-- What is needed --
Among the lines below, return each one that contains the word "清除用户生成的临时附件".

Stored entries
++++++++++++++++++++

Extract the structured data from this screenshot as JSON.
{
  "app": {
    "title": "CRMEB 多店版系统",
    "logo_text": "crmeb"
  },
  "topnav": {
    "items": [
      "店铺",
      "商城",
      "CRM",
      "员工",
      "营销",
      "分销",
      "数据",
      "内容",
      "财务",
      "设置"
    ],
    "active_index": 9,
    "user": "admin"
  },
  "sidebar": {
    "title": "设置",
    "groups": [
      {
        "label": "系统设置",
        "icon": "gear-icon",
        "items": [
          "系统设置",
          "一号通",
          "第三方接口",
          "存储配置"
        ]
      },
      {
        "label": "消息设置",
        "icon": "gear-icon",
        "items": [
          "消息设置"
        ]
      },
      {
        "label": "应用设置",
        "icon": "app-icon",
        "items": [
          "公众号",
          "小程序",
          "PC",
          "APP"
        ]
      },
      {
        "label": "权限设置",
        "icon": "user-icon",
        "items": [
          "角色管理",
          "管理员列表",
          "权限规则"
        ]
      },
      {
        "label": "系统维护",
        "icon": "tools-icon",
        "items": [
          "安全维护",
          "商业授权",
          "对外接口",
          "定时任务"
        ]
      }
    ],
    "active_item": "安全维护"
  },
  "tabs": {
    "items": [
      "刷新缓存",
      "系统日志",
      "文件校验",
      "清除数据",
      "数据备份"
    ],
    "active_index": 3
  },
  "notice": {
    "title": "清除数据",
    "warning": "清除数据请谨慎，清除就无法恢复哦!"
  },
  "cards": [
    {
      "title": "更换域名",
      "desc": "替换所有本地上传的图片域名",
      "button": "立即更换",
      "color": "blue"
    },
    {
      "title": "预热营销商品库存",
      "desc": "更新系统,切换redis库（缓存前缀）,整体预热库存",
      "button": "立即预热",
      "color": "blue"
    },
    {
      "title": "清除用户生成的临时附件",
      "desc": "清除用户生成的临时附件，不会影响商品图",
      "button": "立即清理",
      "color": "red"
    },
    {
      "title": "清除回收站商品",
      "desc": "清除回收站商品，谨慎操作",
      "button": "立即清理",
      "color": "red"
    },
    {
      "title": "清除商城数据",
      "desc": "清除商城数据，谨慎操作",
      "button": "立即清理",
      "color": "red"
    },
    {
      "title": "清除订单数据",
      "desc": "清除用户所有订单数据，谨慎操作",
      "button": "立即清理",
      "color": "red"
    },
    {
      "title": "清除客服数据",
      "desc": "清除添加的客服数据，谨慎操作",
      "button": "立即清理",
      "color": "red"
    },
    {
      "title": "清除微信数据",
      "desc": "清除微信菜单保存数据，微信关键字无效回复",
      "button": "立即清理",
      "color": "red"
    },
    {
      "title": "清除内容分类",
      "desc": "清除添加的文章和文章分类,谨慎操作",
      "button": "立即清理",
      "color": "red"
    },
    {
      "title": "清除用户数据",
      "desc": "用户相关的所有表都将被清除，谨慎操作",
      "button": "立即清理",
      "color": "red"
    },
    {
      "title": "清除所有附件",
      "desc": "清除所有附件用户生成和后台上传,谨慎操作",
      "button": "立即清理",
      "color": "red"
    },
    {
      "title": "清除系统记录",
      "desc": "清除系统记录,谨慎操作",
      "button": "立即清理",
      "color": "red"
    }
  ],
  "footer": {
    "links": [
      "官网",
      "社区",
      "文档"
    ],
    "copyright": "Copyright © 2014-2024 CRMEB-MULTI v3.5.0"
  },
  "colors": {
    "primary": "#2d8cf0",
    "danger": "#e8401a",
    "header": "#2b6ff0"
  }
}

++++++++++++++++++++

-- Output below --
      "title": "清除用户生成的临时附件",
      "desc": "清除用户生成的临时附件，不会影响商品图",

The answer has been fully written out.